BRIEF
Please output all of the entries exactly and omit any images they hold.

[Dataset rows describing interfaces]
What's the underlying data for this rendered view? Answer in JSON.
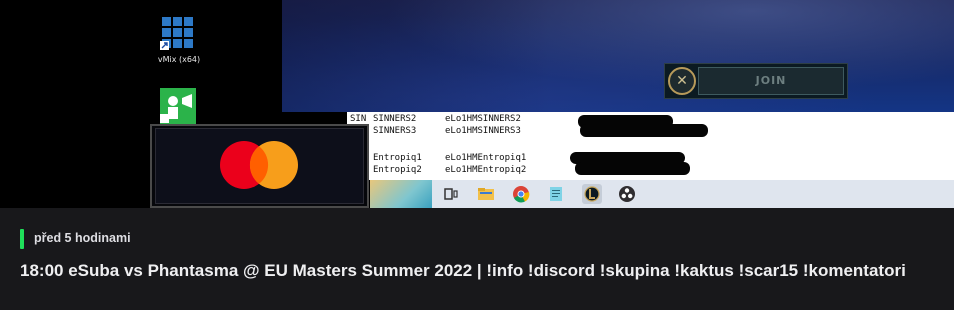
{
  "thumbnail": {
    "desktop": {
      "vmix_label": "vMix (x64)"
    },
    "join_panel": {
      "join_label": "JOIN",
      "close_glyph": "✕"
    },
    "text_panel": {
      "lines": [
        {
          "col0": "SIN",
          "col1": "SINNERS2",
          "col2": "eLo1HMSINNERS2"
        },
        {
          "col0": "",
          "col1": "SINNERS3",
          "col2": "eLo1HMSINNERS3"
        },
        {
          "col0": "",
          "col1": "Entropiq1",
          "col2": "eLo1HMEntropiq1"
        },
        {
          "col0": "",
          "col1": "Entropiq2",
          "col2": "eLo1HMEntropiq2"
        }
      ]
    },
    "taskbar_icons": [
      "task-view-icon",
      "file-explorer-icon",
      "chrome-icon",
      "notepad-icon",
      "league-client-icon",
      "obs-icon"
    ],
    "logo": "mastercard-logo"
  },
  "meta": {
    "time_ago": "před 5 hodinami"
  },
  "title": "18:00 eSuba vs Phantasma @ EU Masters Summer 2022 | !info !discord !skupina !kaktus !scar15 !komentatori",
  "colors": {
    "live_indicator": "#1fdf5a",
    "card_background": "#18181b",
    "title_text": "#efeff1"
  }
}
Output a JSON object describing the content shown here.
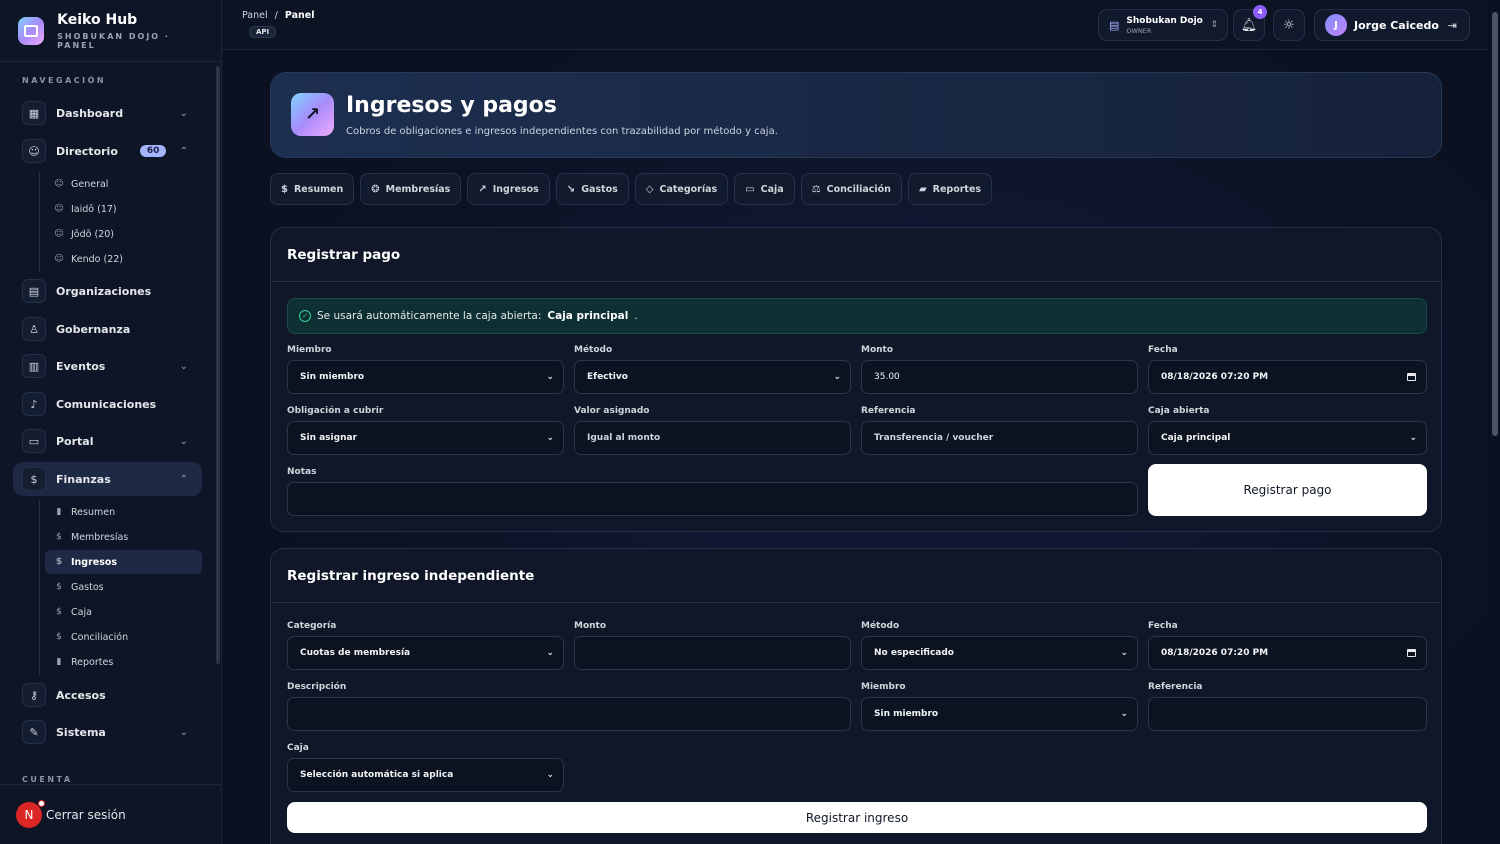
{
  "brand": {
    "name": "Keiko Hub",
    "subtitle": "SHOBUKAN DOJO · PANEL"
  },
  "sidebar": {
    "nav_label": "NAVEGACIÓN",
    "account_label": "CUENTA",
    "items": [
      {
        "label": "Dashboard",
        "icon": "grid-icon"
      },
      {
        "label": "Directorio",
        "icon": "users-icon",
        "badge": "60"
      },
      {
        "label": "Organizaciones",
        "icon": "building-icon"
      },
      {
        "label": "Gobernanza",
        "icon": "hierarchy-icon"
      },
      {
        "label": "Eventos",
        "icon": "calendar-icon"
      },
      {
        "label": "Comunicaciones",
        "icon": "bell-icon"
      },
      {
        "label": "Portal",
        "icon": "id-card-icon"
      },
      {
        "label": "Finanzas",
        "icon": "dollar-icon"
      },
      {
        "label": "Accesos",
        "icon": "key-icon"
      },
      {
        "label": "Sistema",
        "icon": "wrench-icon"
      }
    ],
    "directorio_sub": [
      "General",
      "Iaidō (17)",
      "Jōdō (20)",
      "Kendo (22)"
    ],
    "finanzas_sub": [
      "Resumen",
      "Membresías",
      "Ingresos",
      "Gastos",
      "Caja",
      "Conciliación",
      "Reportes"
    ],
    "footer": {
      "avatar_letter": "N",
      "logout": "Cerrar sesión"
    }
  },
  "topbar": {
    "breadcrumb_root": "Panel",
    "breadcrumb_sep": "/",
    "breadcrumb_current": "Panel",
    "api_badge": "API",
    "org": {
      "name": "Shobukan Dojo",
      "role": "OWNER"
    },
    "notifications": "4",
    "user": {
      "initial": "J",
      "name": "Jorge Caicedo"
    }
  },
  "hero": {
    "title": "Ingresos y pagos",
    "subtitle": "Cobros de obligaciones e ingresos independientes con trazabilidad por método y caja."
  },
  "tabs": [
    "Resumen",
    "Membresías",
    "Ingresos",
    "Gastos",
    "Categorías",
    "Caja",
    "Conciliación",
    "Reportes"
  ],
  "pago": {
    "title": "Registrar pago",
    "alert_text": "Se usará automáticamente la caja abierta:",
    "alert_caja": "Caja principal",
    "alert_end": ".",
    "labels": {
      "miembro": "Miembro",
      "metodo": "Método",
      "monto": "Monto",
      "fecha": "Fecha",
      "obligacion": "Obligación a cubrir",
      "valor": "Valor asignado",
      "referencia": "Referencia",
      "caja": "Caja abierta",
      "notas": "Notas"
    },
    "values": {
      "miembro": "Sin miembro",
      "metodo": "Efectivo",
      "monto": "35.00",
      "fecha": "08/18/2026 07:20 PM",
      "obligacion": "Sin asignar",
      "caja": "Caja principal"
    },
    "placeholders": {
      "valor": "Igual al monto",
      "referencia": "Transferencia / voucher"
    },
    "submit": "Registrar pago"
  },
  "ingreso": {
    "title": "Registrar ingreso independiente",
    "labels": {
      "categoria": "Categoría",
      "monto": "Monto",
      "metodo": "Método",
      "fecha": "Fecha",
      "descripcion": "Descripción",
      "miembro": "Miembro",
      "referencia": "Referencia",
      "caja": "Caja"
    },
    "values": {
      "categoria": "Cuotas de membresía",
      "metodo": "No especificado",
      "fecha": "08/18/2026 07:20 PM",
      "miembro": "Sin miembro",
      "caja": "Selección automática si aplica"
    },
    "submit": "Registrar ingreso"
  }
}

RESULT BELOW
What's the underlying data for this rendered view? Answer in JSON.
{
  "thumbnail": {
    "desktop": {
      "vmix_label": "vMix (x64)"
    },
    "join_panel": {
      "join_label": "JOIN",
      "close_glyph": "✕"
    },
    "text_panel": {
      "lines": [
        {
          "col0": "SIN",
          "col1": "SINNERS2",
          "col2": "eLo1HMSINNERS2"
        },
        {
          "col0": "",
          "col1": "SINNERS3",
          "col2": "eLo1HMSINNERS3"
        },
        {
          "col0": "",
          "col1": "Entropiq1",
          "col2": "eLo1HMEntropiq1"
        },
        {
          "col0": "",
          "col1": "Entropiq2",
          "col2": "eLo1HMEntropiq2"
        }
      ]
    },
    "taskbar_icons": [
      "task-view-icon",
      "file-explorer-icon",
      "chrome-icon",
      "notepad-icon",
      "league-client-icon",
      "obs-icon"
    ],
    "logo": "mastercard-logo"
  },
  "meta": {
    "time_ago": "před 5 hodinami"
  },
  "title": "18:00 eSuba vs Phantasma @ EU Masters Summer 2022 | !info !discord !skupina !kaktus !scar15 !komentatori",
  "colors": {
    "live_indicator": "#1fdf5a",
    "card_background": "#18181b",
    "title_text": "#efeff1"
  }
}
Output a JSON object describing the content shown here.
{
  "brand": {
    "name": "Keiko Hub",
    "subtitle": "SHOBUKAN DOJO · PANEL"
  },
  "sidebar": {
    "nav_label": "NAVEGACIÓN",
    "account_label": "CUENTA",
    "items": [
      {
        "label": "Dashboard",
        "icon": "grid-icon"
      },
      {
        "label": "Directorio",
        "icon": "users-icon",
        "badge": "60"
      },
      {
        "label": "Organizaciones",
        "icon": "building-icon"
      },
      {
        "label": "Gobernanza",
        "icon": "hierarchy-icon"
      },
      {
        "label": "Eventos",
        "icon": "calendar-icon"
      },
      {
        "label": "Comunicaciones",
        "icon": "bell-icon"
      },
      {
        "label": "Portal",
        "icon": "id-card-icon"
      },
      {
        "label": "Finanzas",
        "icon": "dollar-icon"
      },
      {
        "label": "Accesos",
        "icon": "key-icon"
      },
      {
        "label": "Sistema",
        "icon": "wrench-icon"
      }
    ],
    "directorio_sub": [
      "General",
      "Iaidō (17)",
      "Jōdō (20)",
      "Kendo (22)"
    ],
    "finanzas_sub": [
      "Resumen",
      "Membresías",
      "Ingresos",
      "Gastos",
      "Caja",
      "Conciliación",
      "Reportes"
    ],
    "footer": {
      "avatar_letter": "N",
      "logout": "Cerrar sesión"
    }
  },
  "topbar": {
    "breadcrumb_root": "Panel",
    "breadcrumb_sep": "/",
    "breadcrumb_current": "Panel",
    "api_badge": "API",
    "org": {
      "name": "Shobukan Dojo",
      "role": "OWNER"
    },
    "notifications": "4",
    "user": {
      "initial": "J",
      "name": "Jorge Caicedo"
    }
  },
  "hero": {
    "title": "Ingresos y pagos",
    "subtitle": "Cobros de obligaciones e ingresos independientes con trazabilidad por método y caja."
  },
  "tabs": [
    "Resumen",
    "Membresías",
    "Ingresos",
    "Gastos",
    "Categorías",
    "Caja",
    "Conciliación",
    "Reportes"
  ],
  "pago": {
    "title": "Registrar pago",
    "alert_text": "Se usará automáticamente la caja abierta:",
    "alert_caja": "Caja principal",
    "alert_end": ".",
    "labels": {
      "miembro": "Miembro",
      "metodo": "Método",
      "monto": "Monto",
      "fecha": "Fecha",
      "obligacion": "Obligación a cubrir",
      "valor": "Valor asignado",
      "referencia": "Referencia",
      "caja": "Caja abierta",
      "notas": "Notas"
    },
    "values": {
      "miembro": "Sin miembro",
      "metodo": "Efectivo",
      "monto": "35.00",
      "fecha": "08/18/2026 07:20 PM",
      "obligacion": "Sin asignar",
      "caja": "Caja principal"
    },
    "placeholders": {
      "valor": "Igual al monto",
      "referencia": "Transferencia / voucher"
    },
    "submit": "Registrar pago"
  },
  "ingreso": {
    "title": "Registrar ingreso independiente",
    "labels": {
      "categoria": "Categoría",
      "monto": "Monto",
      "metodo": "Método",
      "fecha": "Fecha",
      "descripcion": "Descripción",
      "miembro": "Miembro",
      "referencia": "Referencia",
      "caja": "Caja"
    },
    "values": {
      "categoria": "Cuotas de membresía",
      "metodo": "No especificado",
      "fecha": "08/18/2026 07:20 PM",
      "miembro": "Sin miembro",
      "caja": "Selección automática si aplica"
    },
    "submit": "Registrar ingreso"
  }
}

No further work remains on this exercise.